An article in the Wall Street Journal on Oct. 23rd talked about wage disparities. (Link requires subscription.) This is not unusual. The wage disparity between men and women is well documented and much discussed. The potential reasons are many: discrimination, career interruption, and predominately “female” careers among them. What makes this article noteable, however, is that Cari Tuna is writing about the field of Human Resources, where you would expect wages to be more equitable. And here is the bad news.
First an important fact. The majority of human resources professional are women. “About 70% of the country’s 238,000 HR managers and 731,000 HR specialists are women, according to 2007 data from the U.S. Bureau of Labor Statistics.” So, you would expect in a field that is predominately female that wages for women would be ahead of men or at least on par. But, “…37 of the 50 highest-paid HR executives at Russell 3000 companies were men, according to a survey of 2007 proxy statements by Equilar, Inc., a California-based executive compensation research firm.” And “The median weekly pay for male HR managers in 2007 was $1,581 – about 47% more than female managers took home. Among rank-and-file employees, men earned $1,037 per week, about 28% more than their female counterparts.”
This is puzzling and there could be any number of reasons. A couple of new ones were suggested in the article, including who is tapped to fill HR exective positions, and the fact that many top HR positions are “combination” positions. A combination position is one such as VPHR and General Counsel. These apparently are staffed more often by men and who are thus paid more.
But so much for the bad news. Now the good news. Next year this is going turn around! If you are in human resources and you are female you have reason to CELEBRATE! With a Democrat controlled congress women in HR are going to benefit from the passage of three compensation acts designed to eliminate “historic discrimination”. With the Paycheck Fairness Act, The Lily Ledbetter Act, and the Equal Pay Act women in human resources (and other professions) will get increases to put them on par with all the men in the profession. Pay disparites, for whatever reason, will be outlawed. Isn’t that great news??? Plan the changes in your budgets now! This means that regardless of location, education, years in the job, and performance everyone in a single job title will be paid the same. It will certainly make compensation systems easier. Of course it might eliminate any incentive to try to get ahead. And the value of a degree and certification will potentially disappear. But who cares? Equality is a good thing.
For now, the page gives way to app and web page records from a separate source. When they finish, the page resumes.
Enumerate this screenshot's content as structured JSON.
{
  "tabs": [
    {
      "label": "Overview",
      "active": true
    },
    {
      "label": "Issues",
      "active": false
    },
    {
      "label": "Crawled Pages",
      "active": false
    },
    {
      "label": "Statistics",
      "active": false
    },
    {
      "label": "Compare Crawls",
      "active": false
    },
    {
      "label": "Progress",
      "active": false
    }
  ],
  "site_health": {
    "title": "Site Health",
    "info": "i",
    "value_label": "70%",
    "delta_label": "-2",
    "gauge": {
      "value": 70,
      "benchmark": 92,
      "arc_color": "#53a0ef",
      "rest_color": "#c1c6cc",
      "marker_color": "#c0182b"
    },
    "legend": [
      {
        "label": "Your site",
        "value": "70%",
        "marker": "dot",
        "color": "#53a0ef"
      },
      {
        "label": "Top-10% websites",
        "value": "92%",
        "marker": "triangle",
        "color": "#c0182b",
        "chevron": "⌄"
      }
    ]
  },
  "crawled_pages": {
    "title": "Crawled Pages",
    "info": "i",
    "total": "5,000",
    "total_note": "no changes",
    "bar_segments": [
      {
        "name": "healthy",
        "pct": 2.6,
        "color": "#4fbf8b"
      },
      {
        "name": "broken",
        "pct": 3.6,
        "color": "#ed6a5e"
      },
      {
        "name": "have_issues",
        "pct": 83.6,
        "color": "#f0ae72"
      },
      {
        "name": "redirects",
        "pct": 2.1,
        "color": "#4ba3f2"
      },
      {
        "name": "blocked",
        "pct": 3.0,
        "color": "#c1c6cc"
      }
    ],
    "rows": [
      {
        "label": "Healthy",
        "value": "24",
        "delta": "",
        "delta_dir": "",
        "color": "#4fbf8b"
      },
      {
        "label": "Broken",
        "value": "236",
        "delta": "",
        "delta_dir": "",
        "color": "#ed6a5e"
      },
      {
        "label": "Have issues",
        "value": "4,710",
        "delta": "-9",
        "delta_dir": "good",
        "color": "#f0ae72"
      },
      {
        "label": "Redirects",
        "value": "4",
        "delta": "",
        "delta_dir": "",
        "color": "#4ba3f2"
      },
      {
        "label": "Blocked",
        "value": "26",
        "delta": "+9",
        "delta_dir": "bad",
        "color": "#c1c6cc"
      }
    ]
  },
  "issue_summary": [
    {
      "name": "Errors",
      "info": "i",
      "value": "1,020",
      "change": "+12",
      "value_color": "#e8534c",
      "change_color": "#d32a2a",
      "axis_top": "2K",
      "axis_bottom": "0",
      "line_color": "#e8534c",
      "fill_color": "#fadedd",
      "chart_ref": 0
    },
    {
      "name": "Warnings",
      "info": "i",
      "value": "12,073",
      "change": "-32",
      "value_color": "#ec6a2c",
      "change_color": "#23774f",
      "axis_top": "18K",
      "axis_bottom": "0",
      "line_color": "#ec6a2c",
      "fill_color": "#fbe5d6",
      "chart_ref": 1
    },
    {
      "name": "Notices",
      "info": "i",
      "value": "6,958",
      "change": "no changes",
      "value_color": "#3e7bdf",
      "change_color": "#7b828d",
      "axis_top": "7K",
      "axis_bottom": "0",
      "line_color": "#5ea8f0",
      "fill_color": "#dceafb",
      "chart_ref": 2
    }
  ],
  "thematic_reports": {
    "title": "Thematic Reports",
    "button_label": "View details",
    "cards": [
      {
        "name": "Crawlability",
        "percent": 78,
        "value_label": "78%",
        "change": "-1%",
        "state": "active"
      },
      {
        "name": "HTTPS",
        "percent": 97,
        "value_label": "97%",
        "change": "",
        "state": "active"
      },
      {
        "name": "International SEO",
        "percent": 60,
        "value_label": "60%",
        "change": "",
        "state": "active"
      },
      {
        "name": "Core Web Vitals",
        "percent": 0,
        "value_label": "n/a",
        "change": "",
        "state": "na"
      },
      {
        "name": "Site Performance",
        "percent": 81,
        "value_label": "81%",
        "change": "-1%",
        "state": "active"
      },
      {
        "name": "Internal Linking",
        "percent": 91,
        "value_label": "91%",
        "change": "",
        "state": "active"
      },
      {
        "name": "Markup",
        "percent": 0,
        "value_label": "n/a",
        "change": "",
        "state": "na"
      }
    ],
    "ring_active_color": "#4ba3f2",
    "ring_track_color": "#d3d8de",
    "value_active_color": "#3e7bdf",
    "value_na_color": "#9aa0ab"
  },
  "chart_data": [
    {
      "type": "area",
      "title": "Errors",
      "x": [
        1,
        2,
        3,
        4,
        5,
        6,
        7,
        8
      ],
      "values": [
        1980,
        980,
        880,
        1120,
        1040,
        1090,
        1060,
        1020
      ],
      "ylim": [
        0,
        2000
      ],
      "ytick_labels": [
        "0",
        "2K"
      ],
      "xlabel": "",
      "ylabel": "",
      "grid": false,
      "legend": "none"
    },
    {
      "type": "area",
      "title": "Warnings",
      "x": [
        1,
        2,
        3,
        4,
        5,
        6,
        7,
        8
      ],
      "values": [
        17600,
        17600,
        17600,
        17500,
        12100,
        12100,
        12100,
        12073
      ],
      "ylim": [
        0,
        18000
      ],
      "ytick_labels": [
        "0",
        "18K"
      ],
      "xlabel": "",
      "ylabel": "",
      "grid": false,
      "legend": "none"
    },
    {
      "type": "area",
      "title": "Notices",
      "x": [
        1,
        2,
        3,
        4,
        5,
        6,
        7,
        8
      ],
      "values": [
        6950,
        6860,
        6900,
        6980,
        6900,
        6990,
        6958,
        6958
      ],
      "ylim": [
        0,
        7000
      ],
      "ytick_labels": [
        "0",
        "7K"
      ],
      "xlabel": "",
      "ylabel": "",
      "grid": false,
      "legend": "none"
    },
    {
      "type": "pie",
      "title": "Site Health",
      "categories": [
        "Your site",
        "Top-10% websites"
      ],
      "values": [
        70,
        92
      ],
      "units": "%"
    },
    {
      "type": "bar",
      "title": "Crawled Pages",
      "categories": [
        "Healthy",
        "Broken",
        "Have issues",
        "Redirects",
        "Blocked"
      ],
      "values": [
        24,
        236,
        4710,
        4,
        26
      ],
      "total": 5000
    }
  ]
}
So celebrate the good news! More money for everyone! Assuming the jobs still exist that is. Guess we will see.